• [Required work] Each line below that includes the word "установки" is to be reported.

• [Data provided]

------------------------------------------------

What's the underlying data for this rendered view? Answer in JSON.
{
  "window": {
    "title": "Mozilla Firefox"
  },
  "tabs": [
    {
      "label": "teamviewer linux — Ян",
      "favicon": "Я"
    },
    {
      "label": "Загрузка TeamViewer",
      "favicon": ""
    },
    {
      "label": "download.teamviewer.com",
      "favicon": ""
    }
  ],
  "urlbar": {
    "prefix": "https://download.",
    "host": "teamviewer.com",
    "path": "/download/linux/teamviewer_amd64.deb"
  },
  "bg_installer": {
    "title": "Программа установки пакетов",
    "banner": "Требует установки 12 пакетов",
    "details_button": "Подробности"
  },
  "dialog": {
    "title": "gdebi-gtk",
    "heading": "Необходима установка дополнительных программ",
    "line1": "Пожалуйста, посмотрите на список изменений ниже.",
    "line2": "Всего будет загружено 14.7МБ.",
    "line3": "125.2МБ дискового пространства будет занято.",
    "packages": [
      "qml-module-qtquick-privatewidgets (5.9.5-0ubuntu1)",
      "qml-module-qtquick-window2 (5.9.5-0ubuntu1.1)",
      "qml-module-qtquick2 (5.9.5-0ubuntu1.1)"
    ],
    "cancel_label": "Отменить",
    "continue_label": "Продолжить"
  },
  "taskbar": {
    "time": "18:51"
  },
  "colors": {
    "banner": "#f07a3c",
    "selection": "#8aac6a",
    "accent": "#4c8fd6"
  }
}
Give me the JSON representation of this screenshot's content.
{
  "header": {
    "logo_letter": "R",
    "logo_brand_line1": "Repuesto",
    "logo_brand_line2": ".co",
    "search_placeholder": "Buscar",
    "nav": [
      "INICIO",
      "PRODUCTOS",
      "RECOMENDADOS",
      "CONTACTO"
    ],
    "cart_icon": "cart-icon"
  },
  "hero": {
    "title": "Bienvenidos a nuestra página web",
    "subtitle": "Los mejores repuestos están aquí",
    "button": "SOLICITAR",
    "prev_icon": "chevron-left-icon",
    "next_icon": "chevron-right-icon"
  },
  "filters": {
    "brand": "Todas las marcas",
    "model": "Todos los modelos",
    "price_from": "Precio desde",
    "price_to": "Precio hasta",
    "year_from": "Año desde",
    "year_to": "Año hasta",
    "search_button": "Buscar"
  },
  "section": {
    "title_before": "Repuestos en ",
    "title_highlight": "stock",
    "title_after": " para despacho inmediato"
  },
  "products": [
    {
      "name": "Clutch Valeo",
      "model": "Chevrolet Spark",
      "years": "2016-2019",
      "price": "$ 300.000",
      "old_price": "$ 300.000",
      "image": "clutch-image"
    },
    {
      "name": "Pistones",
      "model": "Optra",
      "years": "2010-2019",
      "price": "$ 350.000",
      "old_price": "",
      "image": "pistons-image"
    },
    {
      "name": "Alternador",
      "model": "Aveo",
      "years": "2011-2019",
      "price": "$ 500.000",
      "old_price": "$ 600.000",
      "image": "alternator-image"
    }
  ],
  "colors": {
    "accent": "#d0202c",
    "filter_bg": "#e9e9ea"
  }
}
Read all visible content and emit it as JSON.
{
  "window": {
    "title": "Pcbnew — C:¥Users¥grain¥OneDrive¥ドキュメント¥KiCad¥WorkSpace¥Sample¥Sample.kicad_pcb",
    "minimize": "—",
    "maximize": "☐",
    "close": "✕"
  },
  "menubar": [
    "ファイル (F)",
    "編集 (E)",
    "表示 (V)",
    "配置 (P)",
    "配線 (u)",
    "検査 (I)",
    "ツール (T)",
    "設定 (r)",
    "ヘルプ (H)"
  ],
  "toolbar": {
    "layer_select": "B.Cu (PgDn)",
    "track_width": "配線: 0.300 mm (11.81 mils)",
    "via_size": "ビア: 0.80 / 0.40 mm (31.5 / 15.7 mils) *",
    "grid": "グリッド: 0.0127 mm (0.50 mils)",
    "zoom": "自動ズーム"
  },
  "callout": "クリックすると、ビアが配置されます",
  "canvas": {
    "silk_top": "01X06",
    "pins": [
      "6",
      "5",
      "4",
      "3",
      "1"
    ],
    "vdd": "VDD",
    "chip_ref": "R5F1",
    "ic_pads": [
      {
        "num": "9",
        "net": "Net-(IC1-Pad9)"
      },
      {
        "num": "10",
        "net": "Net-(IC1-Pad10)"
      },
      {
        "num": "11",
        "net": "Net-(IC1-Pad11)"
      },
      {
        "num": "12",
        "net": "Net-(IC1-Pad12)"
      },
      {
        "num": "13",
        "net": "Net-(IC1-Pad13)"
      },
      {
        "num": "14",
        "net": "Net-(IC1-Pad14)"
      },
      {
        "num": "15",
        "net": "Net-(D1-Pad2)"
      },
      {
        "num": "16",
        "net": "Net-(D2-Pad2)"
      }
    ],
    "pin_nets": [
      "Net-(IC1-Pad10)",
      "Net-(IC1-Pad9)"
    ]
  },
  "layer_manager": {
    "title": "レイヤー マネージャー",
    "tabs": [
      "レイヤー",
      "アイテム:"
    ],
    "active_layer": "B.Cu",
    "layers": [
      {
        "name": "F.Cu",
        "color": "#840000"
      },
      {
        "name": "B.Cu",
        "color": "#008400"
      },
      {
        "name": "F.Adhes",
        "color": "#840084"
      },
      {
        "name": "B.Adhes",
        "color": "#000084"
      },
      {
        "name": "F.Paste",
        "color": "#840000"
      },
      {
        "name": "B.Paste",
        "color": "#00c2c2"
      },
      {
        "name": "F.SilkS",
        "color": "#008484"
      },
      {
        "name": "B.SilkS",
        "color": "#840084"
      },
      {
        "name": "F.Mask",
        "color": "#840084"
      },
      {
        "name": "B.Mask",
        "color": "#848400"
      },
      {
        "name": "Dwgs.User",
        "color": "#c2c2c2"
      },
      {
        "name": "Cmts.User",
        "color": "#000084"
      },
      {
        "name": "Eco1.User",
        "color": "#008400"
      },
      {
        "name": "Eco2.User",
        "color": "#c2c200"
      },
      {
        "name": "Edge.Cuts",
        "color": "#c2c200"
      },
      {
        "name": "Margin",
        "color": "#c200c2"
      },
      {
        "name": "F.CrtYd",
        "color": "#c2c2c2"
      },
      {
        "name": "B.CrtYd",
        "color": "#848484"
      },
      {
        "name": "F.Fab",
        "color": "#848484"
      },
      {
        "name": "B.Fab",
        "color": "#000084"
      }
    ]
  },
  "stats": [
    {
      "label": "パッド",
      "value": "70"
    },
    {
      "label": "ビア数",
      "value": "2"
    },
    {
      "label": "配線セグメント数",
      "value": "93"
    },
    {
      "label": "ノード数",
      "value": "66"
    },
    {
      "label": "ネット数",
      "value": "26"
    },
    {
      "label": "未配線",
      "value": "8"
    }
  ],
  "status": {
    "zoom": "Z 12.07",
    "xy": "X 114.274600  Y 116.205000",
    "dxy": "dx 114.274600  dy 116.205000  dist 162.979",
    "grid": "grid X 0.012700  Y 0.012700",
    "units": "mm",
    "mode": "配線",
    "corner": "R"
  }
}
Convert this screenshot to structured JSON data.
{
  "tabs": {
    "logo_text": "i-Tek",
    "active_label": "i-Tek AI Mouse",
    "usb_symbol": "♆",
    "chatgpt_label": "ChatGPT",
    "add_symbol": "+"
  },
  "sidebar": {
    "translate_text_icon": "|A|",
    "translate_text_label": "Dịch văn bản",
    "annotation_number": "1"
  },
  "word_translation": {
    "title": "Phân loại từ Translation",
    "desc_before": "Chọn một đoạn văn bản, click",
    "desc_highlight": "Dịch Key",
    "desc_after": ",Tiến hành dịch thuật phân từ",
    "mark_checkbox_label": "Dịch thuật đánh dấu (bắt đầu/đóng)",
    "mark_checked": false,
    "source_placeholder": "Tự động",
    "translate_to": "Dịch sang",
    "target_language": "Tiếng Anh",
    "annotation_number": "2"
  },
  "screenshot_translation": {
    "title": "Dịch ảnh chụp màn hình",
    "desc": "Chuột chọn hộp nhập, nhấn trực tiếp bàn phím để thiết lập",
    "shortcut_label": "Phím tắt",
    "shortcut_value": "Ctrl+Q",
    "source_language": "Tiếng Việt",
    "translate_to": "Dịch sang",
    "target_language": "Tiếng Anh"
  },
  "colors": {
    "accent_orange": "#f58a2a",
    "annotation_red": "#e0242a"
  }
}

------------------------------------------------

• [Answer section]
    "title": "Программа установки пакетов",
    "banner": "Требует установки 12 пакетов",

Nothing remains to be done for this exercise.